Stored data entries
=== Section Start ===
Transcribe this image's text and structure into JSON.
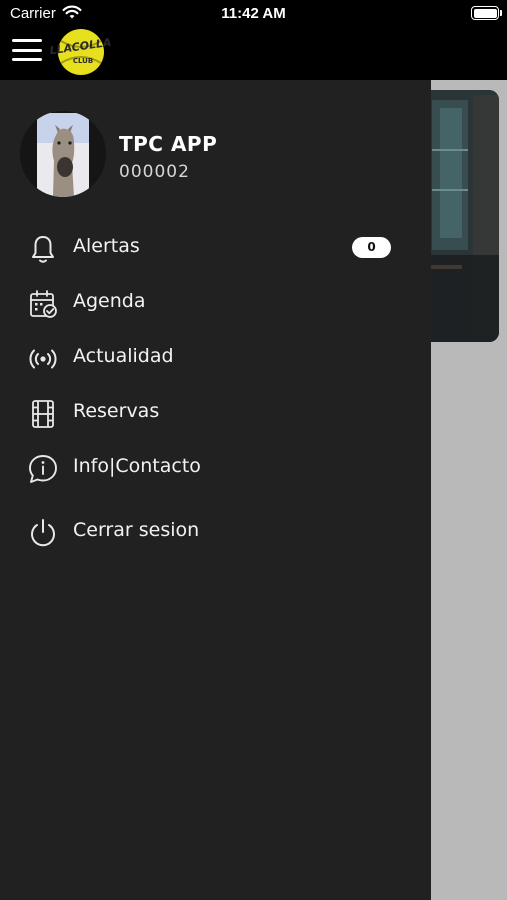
{
  "status_bar": {
    "carrier": "Carrier",
    "time": "11:42 AM",
    "wifi_icon": "wifi-icon",
    "battery_icon": "battery-icon"
  },
  "header": {
    "menu_icon": "hamburger-menu-icon",
    "logo_text": "LLACOLLA CLUB"
  },
  "profile": {
    "name": "TPC APP",
    "id": "000002"
  },
  "menu": {
    "items": [
      {
        "label": "Alertas",
        "icon": "bell-icon",
        "badge": "0"
      },
      {
        "label": "Agenda",
        "icon": "calendar-check-icon"
      },
      {
        "label": "Actualidad",
        "icon": "broadcast-icon"
      },
      {
        "label": "Reservas",
        "icon": "film-strip-icon"
      },
      {
        "label": "Info|Contacto",
        "icon": "info-chat-icon"
      },
      {
        "label": "Cerrar sesion",
        "icon": "power-icon"
      }
    ]
  },
  "colors": {
    "drawer_bg": "#212121",
    "header_bg": "#000000",
    "overlay_bg": "#b9b9b9",
    "text": "#ffffff",
    "logo_yellow": "#e6e01f"
  }
}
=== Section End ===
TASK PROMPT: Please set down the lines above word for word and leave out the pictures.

TASK OUTPUT:
Transcribe this image's text and structure into JSON.
{
  "status_bar": {
    "carrier": "Carrier",
    "time": "11:42 AM",
    "wifi_icon": "wifi-icon",
    "battery_icon": "battery-icon"
  },
  "header": {
    "menu_icon": "hamburger-menu-icon",
    "logo_text": "LLACOLLA CLUB"
  },
  "profile": {
    "name": "TPC APP",
    "id": "000002"
  },
  "menu": {
    "items": [
      {
        "label": "Alertas",
        "icon": "bell-icon",
        "badge": "0"
      },
      {
        "label": "Agenda",
        "icon": "calendar-check-icon"
      },
      {
        "label": "Actualidad",
        "icon": "broadcast-icon"
      },
      {
        "label": "Reservas",
        "icon": "film-strip-icon"
      },
      {
        "label": "Info|Contacto",
        "icon": "info-chat-icon"
      },
      {
        "label": "Cerrar sesion",
        "icon": "power-icon"
      }
    ]
  },
  "colors": {
    "drawer_bg": "#212121",
    "header_bg": "#000000",
    "overlay_bg": "#b9b9b9",
    "text": "#ffffff",
    "logo_yellow": "#e6e01f"
  }
}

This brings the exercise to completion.